TASK REQUIREMENTS.
Write out each line of the records that has "JSON" in it.

>>>>

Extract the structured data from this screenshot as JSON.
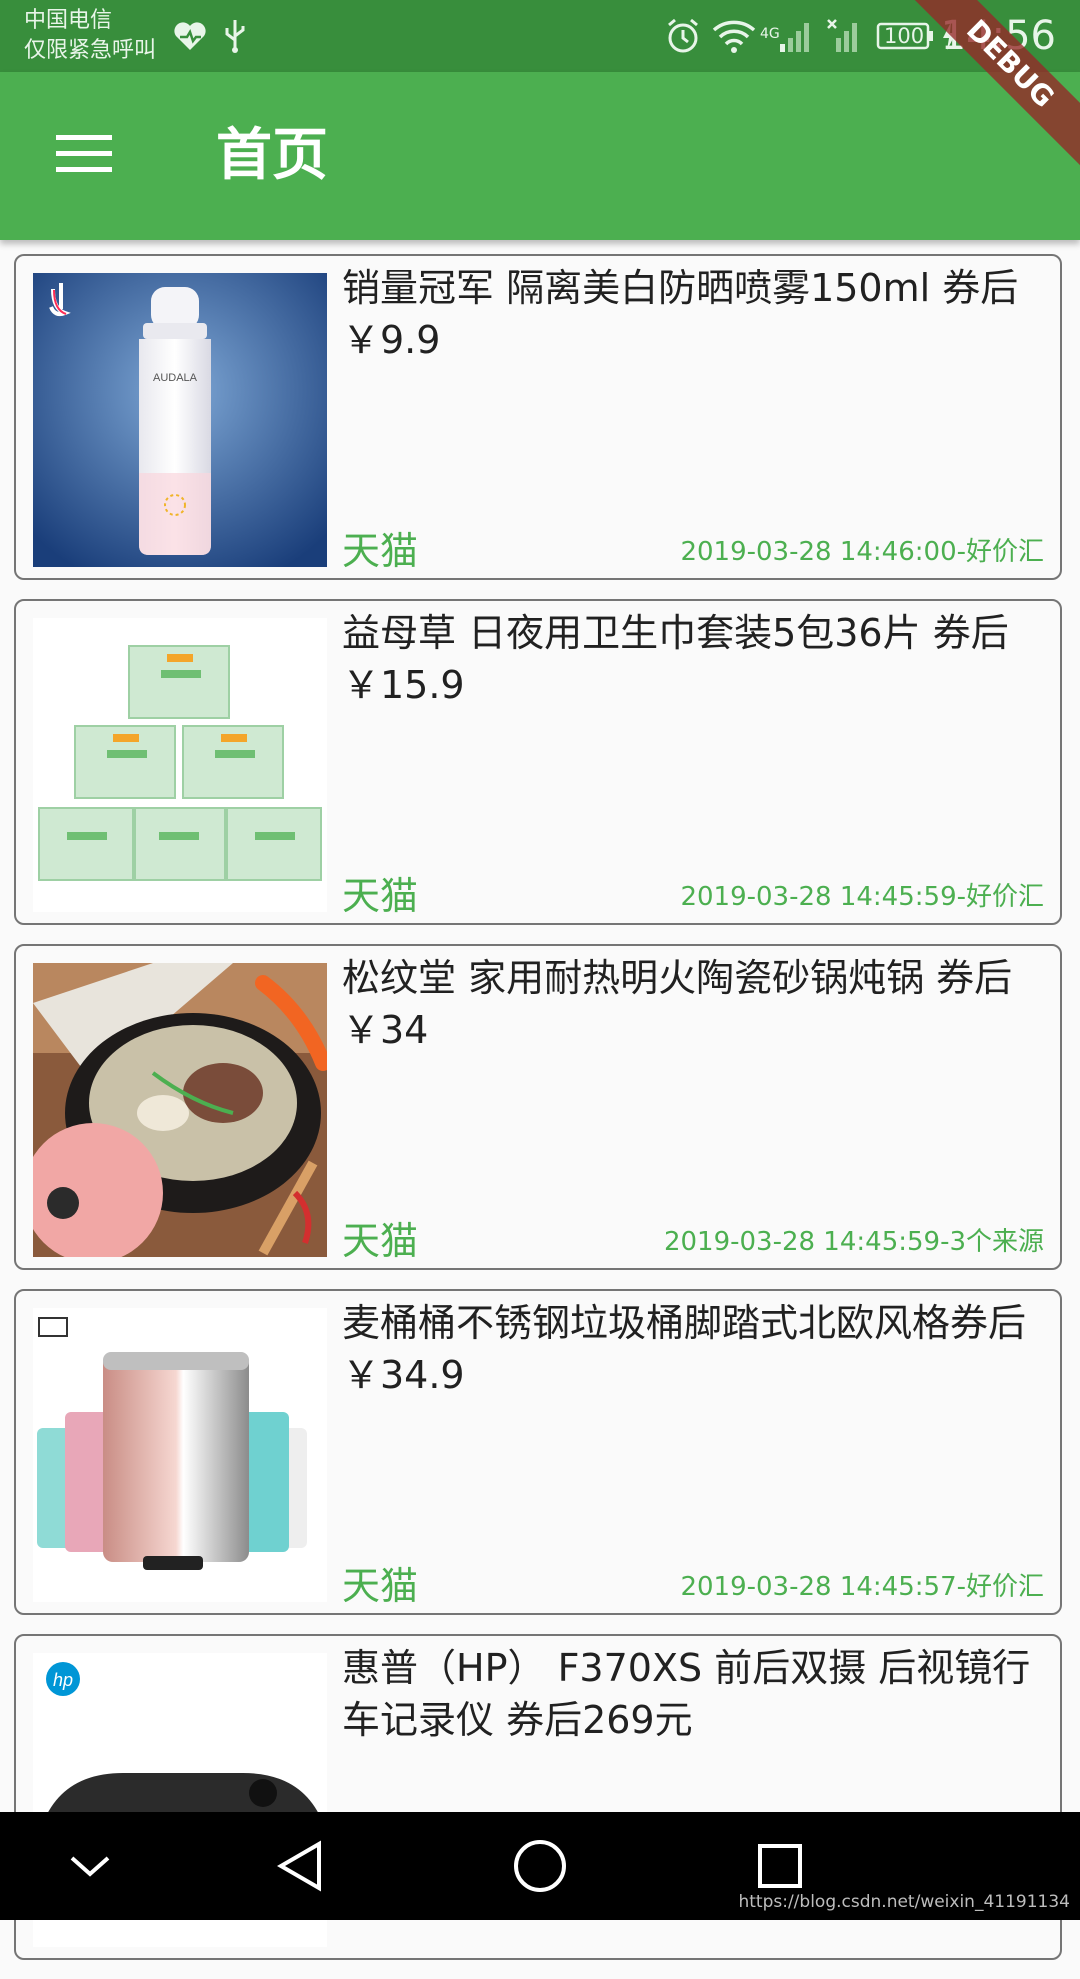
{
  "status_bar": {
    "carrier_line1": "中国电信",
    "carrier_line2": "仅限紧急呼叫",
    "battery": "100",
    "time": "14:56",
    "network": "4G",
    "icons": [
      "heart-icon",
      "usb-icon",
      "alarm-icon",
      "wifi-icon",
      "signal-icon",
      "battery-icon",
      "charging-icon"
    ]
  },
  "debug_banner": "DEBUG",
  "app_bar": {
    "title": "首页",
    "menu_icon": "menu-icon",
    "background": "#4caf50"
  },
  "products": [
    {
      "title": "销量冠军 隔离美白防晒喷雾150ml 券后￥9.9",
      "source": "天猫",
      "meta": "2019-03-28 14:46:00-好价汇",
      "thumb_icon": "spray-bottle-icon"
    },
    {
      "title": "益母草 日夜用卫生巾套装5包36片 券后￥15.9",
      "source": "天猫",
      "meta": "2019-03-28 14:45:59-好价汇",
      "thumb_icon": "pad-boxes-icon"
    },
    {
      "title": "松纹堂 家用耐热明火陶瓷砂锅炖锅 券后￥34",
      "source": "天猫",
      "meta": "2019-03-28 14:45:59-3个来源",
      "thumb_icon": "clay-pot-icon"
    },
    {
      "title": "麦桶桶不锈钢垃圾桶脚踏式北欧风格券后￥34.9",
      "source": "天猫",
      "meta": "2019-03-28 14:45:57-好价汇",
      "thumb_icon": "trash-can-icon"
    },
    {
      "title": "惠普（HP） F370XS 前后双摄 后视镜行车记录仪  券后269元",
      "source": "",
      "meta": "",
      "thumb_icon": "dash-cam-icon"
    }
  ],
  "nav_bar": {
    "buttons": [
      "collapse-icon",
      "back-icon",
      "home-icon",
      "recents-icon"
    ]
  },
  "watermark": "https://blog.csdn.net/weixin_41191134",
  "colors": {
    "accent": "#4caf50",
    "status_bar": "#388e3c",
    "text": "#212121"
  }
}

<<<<
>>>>

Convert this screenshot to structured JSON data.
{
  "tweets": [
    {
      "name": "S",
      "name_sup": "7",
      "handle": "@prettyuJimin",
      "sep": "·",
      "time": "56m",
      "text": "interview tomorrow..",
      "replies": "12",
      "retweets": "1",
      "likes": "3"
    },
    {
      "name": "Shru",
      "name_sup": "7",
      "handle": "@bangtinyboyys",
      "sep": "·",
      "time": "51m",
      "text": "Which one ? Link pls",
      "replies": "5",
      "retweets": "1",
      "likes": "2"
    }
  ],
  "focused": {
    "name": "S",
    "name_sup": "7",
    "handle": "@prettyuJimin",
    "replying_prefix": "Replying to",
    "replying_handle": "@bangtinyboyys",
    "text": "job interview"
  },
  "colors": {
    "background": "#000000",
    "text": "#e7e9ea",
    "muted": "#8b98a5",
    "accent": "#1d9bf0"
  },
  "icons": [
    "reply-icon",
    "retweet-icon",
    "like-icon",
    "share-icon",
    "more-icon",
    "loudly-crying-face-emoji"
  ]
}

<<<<
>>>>

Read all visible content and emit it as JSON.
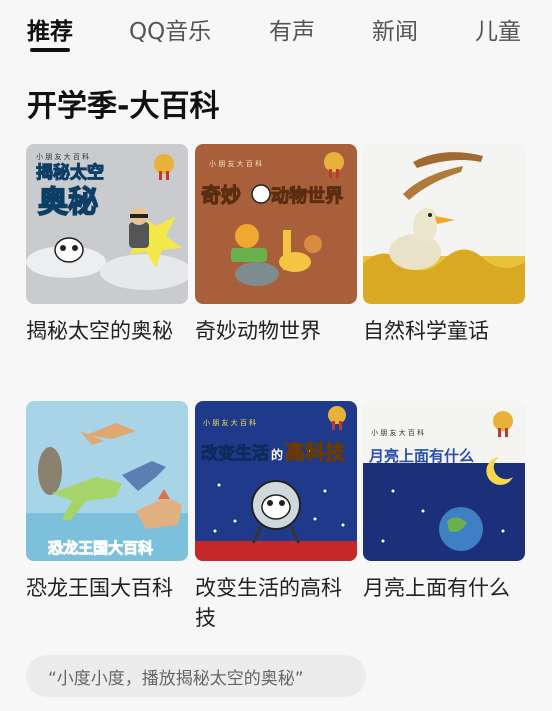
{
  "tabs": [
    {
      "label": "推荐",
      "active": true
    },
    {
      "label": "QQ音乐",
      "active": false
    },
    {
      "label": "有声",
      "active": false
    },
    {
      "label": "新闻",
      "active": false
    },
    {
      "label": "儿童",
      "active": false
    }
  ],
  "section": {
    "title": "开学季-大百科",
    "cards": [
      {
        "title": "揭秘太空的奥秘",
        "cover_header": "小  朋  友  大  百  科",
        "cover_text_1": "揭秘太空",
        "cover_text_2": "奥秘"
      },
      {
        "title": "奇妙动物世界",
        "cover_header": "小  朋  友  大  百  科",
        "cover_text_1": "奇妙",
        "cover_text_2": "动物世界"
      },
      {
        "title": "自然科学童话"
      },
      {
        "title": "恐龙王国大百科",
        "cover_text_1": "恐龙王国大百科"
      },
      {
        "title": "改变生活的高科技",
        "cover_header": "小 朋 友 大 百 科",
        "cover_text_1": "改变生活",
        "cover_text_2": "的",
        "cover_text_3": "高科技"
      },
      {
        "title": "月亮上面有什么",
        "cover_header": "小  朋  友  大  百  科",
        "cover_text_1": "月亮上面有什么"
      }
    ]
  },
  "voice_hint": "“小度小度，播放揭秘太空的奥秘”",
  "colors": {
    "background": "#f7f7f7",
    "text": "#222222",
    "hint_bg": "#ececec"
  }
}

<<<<

COMPLETED TASK.
Extract the structured data from this screenshot as JSON.
Convert this screenshot to structured JSON data.
Read all visible content and emit it as JSON.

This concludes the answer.